(DATA RECORDS begins)

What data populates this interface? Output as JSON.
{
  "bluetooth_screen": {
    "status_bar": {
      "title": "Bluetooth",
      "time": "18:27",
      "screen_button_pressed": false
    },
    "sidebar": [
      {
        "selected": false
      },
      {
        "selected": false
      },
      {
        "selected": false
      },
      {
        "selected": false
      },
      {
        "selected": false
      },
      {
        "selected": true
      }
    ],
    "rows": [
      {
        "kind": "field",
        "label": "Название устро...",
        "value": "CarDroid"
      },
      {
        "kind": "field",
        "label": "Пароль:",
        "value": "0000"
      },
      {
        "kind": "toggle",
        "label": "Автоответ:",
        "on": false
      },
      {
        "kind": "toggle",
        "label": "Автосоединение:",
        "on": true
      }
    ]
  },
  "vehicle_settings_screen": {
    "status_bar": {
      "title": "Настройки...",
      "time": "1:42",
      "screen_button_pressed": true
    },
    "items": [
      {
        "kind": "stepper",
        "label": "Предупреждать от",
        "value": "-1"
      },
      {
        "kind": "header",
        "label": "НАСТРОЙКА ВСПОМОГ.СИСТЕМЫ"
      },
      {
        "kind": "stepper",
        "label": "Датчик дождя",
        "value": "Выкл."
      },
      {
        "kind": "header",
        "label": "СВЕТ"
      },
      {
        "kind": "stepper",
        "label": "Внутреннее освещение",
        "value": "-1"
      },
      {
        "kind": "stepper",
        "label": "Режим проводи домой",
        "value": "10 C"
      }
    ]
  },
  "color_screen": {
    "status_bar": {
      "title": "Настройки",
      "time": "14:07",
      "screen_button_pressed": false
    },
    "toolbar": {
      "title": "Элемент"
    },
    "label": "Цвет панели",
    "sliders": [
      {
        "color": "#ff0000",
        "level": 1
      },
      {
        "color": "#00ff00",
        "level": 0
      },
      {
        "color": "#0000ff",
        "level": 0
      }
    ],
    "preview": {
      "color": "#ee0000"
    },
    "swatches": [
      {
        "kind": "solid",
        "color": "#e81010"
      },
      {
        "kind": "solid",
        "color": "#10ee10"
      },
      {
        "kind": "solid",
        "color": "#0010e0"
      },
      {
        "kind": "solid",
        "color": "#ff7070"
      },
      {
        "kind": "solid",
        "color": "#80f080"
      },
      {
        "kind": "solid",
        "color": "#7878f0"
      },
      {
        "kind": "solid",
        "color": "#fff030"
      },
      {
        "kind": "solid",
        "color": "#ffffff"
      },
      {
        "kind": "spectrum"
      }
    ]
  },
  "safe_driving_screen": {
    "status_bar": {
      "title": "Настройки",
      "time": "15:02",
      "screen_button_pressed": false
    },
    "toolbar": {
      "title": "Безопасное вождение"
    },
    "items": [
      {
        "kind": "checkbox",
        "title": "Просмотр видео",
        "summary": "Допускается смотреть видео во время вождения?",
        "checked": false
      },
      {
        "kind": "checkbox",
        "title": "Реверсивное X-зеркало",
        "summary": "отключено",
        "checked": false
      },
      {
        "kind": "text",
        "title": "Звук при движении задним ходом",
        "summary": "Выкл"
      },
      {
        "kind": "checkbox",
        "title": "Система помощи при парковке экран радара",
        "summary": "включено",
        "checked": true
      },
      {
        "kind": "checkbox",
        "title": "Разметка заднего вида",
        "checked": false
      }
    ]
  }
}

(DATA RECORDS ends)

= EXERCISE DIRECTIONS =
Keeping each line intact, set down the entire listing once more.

= EXERCISE RESPONSE =
What data populates this interface? Output as JSON.
{
  "bluetooth_screen": {
    "status_bar": {
      "title": "Bluetooth",
      "time": "18:27",
      "screen_button_pressed": false
    },
    "sidebar": [
      {
        "selected": false
      },
      {
        "selected": false
      },
      {
        "selected": false
      },
      {
        "selected": false
      },
      {
        "selected": false
      },
      {
        "selected": true
      }
    ],
    "rows": [
      {
        "kind": "field",
        "label": "Название устро...",
        "value": "CarDroid"
      },
      {
        "kind": "field",
        "label": "Пароль:",
        "value": "0000"
      },
      {
        "kind": "toggle",
        "label": "Автоответ:",
        "on": false
      },
      {
        "kind": "toggle",
        "label": "Автосоединение:",
        "on": true
      }
    ]
  },
  "vehicle_settings_screen": {
    "status_bar": {
      "title": "Настройки...",
      "time": "1:42",
      "screen_button_pressed": true
    },
    "items": [
      {
        "kind": "stepper",
        "label": "Предупреждать от",
        "value": "-1"
      },
      {
        "kind": "header",
        "label": "НАСТРОЙКА ВСПОМОГ.СИСТЕМЫ"
      },
      {
        "kind": "stepper",
        "label": "Датчик дождя",
        "value": "Выкл."
      },
      {
        "kind": "header",
        "label": "СВЕТ"
      },
      {
        "kind": "stepper",
        "label": "Внутреннее освещение",
        "value": "-1"
      },
      {
        "kind": "stepper",
        "label": "Режим проводи домой",
        "value": "10 C"
      }
    ]
  },
  "color_screen": {
    "status_bar": {
      "title": "Настройки",
      "time": "14:07",
      "screen_button_pressed": false
    },
    "toolbar": {
      "title": "Элемент"
    },
    "label": "Цвет панели",
    "sliders": [
      {
        "color": "#ff0000",
        "level": 1
      },
      {
        "color": "#00ff00",
        "level": 0
      },
      {
        "color": "#0000ff",
        "level": 0
      }
    ],
    "preview": {
      "color": "#ee0000"
    },
    "swatches": [
      {
        "kind": "solid",
        "color": "#e81010"
      },
      {
        "kind": "solid",
        "color": "#10ee10"
      },
      {
        "kind": "solid",
        "color": "#0010e0"
      },
      {
        "kind": "solid",
        "color": "#ff7070"
      },
      {
        "kind": "solid",
        "color": "#80f080"
      },
      {
        "kind": "solid",
        "color": "#7878f0"
      },
      {
        "kind": "solid",
        "color": "#fff030"
      },
      {
        "kind": "solid",
        "color": "#ffffff"
      },
      {
        "kind": "spectrum"
      }
    ]
  },
  "safe_driving_screen": {
    "status_bar": {
      "title": "Настройки",
      "time": "15:02",
      "screen_button_pressed": false
    },
    "toolbar": {
      "title": "Безопасное вождение"
    },
    "items": [
      {
        "kind": "checkbox",
        "title": "Просмотр видео",
        "summary": "Допускается смотреть видео во время вождения?",
        "checked": false
      },
      {
        "kind": "checkbox",
        "title": "Реверсивное X-зеркало",
        "summary": "отключено",
        "checked": false
      },
      {
        "kind": "text",
        "title": "Звук при движении задним ходом",
        "summary": "Выкл"
      },
      {
        "kind": "checkbox",
        "title": "Система помощи при парковке экран радара",
        "summary": "включено",
        "checked": true
      },
      {
        "kind": "checkbox",
        "title": "Разметка заднего вида",
        "checked": false
      }
    ]
  }
}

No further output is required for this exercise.